While fixing the wooden planks some open space is left between the underside of the planks and the upper surface of the concrete layer. This open space should be ventilated properly either through the air bricks or in a different way.
3. Wall plates and sleeper wall flooring
This type of floor is provided where chances of the rise of dampness are very likely. Timber boards are supported on timber joists which in turn remain nailed to wall plates.
In case the room is very large, intermediate, dwarf walls are constructed to support the joists. Intermediate walls are termed dwarf walls or sleeper walls.
A longitudinal timber piece is fixed on the top of the sleeper walls and timber joists are nailed to this piece. The sleeper walls are generally 10 cm thick and are honey-combed.
In order to prevent the dampness from rising, a 15 cm layer of cement concrete is applied covering the whole area of the floor. D.P.C is applied throughout the width of the wall immediately below the wall plate.
The hollow space between the flooring and the concrete is kept properly ventilated by keeping openings in the main wall above ground level.

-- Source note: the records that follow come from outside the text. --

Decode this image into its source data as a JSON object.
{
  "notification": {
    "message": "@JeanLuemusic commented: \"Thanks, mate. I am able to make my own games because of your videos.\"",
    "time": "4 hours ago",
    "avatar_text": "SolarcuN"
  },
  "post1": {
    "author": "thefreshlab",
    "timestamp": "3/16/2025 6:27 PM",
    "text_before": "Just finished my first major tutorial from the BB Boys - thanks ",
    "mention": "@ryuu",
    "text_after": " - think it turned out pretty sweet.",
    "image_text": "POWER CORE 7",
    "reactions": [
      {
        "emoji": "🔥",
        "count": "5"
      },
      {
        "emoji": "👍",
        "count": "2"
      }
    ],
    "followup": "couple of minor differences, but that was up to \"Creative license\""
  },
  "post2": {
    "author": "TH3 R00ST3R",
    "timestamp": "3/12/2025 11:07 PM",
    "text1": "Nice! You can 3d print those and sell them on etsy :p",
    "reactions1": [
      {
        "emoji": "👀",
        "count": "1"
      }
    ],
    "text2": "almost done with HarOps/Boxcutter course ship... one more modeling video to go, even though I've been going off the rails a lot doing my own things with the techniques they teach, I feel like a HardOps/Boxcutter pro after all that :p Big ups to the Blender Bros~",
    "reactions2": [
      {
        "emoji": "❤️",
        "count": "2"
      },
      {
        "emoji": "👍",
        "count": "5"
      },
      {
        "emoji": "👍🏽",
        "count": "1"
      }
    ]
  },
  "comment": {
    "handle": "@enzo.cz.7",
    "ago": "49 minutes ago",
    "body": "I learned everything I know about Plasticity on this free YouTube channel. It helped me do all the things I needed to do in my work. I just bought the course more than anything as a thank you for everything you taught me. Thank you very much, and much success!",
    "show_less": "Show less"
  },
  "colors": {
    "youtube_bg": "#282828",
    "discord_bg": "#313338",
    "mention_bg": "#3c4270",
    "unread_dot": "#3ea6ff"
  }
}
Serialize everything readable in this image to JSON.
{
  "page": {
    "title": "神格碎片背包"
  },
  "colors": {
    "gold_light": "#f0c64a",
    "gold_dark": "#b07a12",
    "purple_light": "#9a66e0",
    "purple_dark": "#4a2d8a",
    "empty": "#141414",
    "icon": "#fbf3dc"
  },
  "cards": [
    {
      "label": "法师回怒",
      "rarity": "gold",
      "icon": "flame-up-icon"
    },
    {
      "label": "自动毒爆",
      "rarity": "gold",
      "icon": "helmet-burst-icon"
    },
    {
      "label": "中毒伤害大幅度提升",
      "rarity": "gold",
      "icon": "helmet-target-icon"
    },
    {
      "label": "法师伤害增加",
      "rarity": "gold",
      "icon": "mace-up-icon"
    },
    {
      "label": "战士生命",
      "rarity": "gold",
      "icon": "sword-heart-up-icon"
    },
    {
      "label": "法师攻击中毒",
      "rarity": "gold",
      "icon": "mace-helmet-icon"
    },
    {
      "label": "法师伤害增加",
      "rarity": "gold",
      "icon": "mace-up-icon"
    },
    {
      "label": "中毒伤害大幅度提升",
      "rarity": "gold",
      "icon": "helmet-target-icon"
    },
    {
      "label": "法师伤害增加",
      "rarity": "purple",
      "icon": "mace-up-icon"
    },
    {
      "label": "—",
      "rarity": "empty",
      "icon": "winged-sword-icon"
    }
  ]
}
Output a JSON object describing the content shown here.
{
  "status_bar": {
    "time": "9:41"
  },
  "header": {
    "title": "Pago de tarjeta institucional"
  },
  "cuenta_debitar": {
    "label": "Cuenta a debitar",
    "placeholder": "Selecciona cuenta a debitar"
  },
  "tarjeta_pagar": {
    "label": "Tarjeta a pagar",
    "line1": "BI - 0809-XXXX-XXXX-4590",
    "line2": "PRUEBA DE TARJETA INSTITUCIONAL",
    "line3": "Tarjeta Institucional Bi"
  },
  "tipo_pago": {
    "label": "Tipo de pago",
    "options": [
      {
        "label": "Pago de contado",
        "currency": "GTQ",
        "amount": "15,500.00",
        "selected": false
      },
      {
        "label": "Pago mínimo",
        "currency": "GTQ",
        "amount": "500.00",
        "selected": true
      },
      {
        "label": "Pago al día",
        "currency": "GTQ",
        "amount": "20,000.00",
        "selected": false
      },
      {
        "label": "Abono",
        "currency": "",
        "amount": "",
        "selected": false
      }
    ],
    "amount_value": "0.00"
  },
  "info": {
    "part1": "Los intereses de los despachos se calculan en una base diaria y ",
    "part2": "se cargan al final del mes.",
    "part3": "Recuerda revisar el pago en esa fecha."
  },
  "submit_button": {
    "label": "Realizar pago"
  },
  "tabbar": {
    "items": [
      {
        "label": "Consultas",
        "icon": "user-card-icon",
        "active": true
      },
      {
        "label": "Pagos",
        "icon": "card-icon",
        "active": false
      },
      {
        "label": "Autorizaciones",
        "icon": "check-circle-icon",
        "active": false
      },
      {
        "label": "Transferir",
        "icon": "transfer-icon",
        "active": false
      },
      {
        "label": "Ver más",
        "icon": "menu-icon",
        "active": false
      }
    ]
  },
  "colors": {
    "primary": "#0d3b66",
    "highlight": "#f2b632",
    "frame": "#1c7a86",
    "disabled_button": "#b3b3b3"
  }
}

These openings are fitted with wire netting to prevent rats and vermins from getting access into the hollow space. Planks used for the boarding may be jointed to each other by tongued and grooved joints, rebated joints, or simple butt joints. Timber to be used for flooring should be of the best quality, well-seasoned, and free from cracks, knots, and other defects.